You Can't Always Get What You Want
8:47 AM. Last night's sleeping pill was a poor idea. Very poor idea. Taking hurried sips of my coffee while I fumble with my button-down, cursing myself for having left Benji's after midnight. Apple slices dipped in brown sugar. Client meeting in two weeks. No ideas.
9:14 AM. No Ubers either. You are late. You are late. You are late. Fourteen minutes and counting. One, two, three, repeat.
9:52 AM. At work, finally. Creating comprehensive layout for the sports equipment brand I couldn't care less about. Getting chastised by my boss for several grammar errors in my copy. Don't know how I could have let that slip.
9:53 AM. It's not a good day. It's not a good year.

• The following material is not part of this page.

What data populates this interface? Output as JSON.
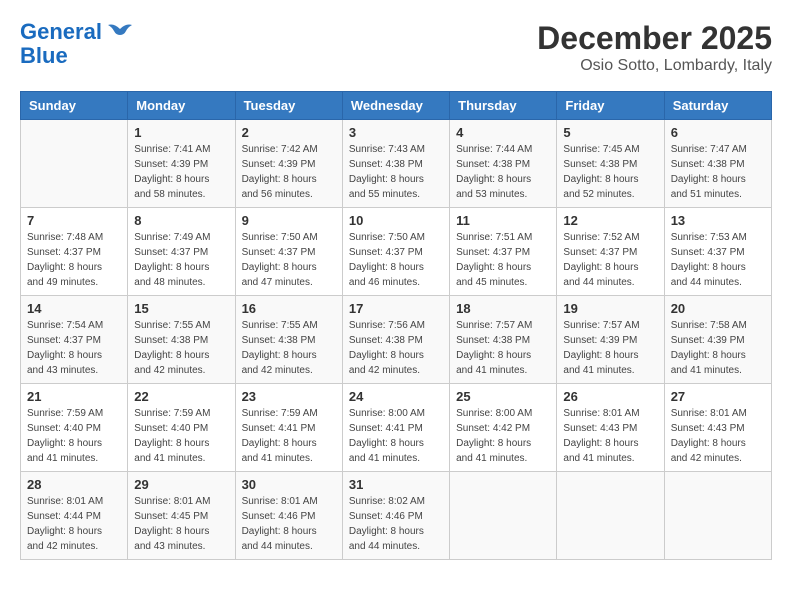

11:40 AM. Brushing hair in the bathroom. Exactly fifty strokes. The fluorescent light is far from flattering; the circles under my eyes materialize in my reflection as if to mock me.
1:14 PM. "You're here not because you're getting fired, but because I want to express my genuine concern. Is your job no longer interesting to you?" Nurturing, but insidiously passive-aggressive. "Thank you, sir. It is," I offer. "Never happening again."
5:20 PM. Stepping outside to take what I call a "smoke break," though I don't smoke. By the fire exit, a young couple is wrapped around each other. It's like a car accident—I can't help but keep looking. There's a term for this: rubbernecking. 17-year-olds getting more action than me. Ha-ha-ha.
6:05 PM. July, August, September. One, two, three. Only three months at this job. This close to clawing my eyes out.
Ugh. Why do classes have to start before my brain even begins to function? I slap the alarm clock and try to stand, but my bed begs me to stay a little longer. Skipping school crosses my mind, but only fleetingly, because I can already hear my mom going up the stairs to do her usual morning routine of pounding on our doors to wake up all five of us for school. "Might as well get this over with," I mutter with an eye roll.
I squeeze into my uniform, feeling the seams thisclose to giving up, and think about that gym subscription I never use. Who am I kidding? It's not like I have to look good for anyone anymore, anyway... With that thought, the all too familiar feeling of my chest tightening until my heart literally begins to ache comes rushing back. The tears are coming, but I look up and blink them away. Don't cry, don't cry, don't cry.
Not today, Rae. Today's going to be a good day—or a better one at least. I just need to get through one day at a time for three more months before I can finally graduate and say goodbye to the school where it— where WE— all began. That shouldn't be too hard, right?
I'm not entirely sure what I’m doing right now, but I'll just give this journal thing a try—sans the "Dear Diary" nonsense. I just really need to let off some steam, and in a more productive way (as opposed to accidentally breaking another door/wall with my apparently Hulk-like punches).
Okay, here goes my first entry:
Today was the last game I would ever play for this school, and I just blew it. I expected to be flooded with tears for a completely different reason. I never thought it would end up like this, and I would rather feel anything but what I’m feeling right now.
Since I joined the high school basketball team, we've never lost a single game. Seventy-nine straight wins, and which Team Captain decides to end that streak? That would be Maria Ana Charlotte Elizabeth Reyes, a.k.a me.
It's difficult to choose what pained me the most: my inconsolable teammates, my disappointed coach, the shock of the student body, my family, and friends, or the heavy silence that replaced the celebratory post-game bus rides back to school.
What a great way to end your high school career, Charlie. Good job.
Check back next week for the next installment. Are you excited to read more about what happens to Lissa, Rae, Charlie, and Sam?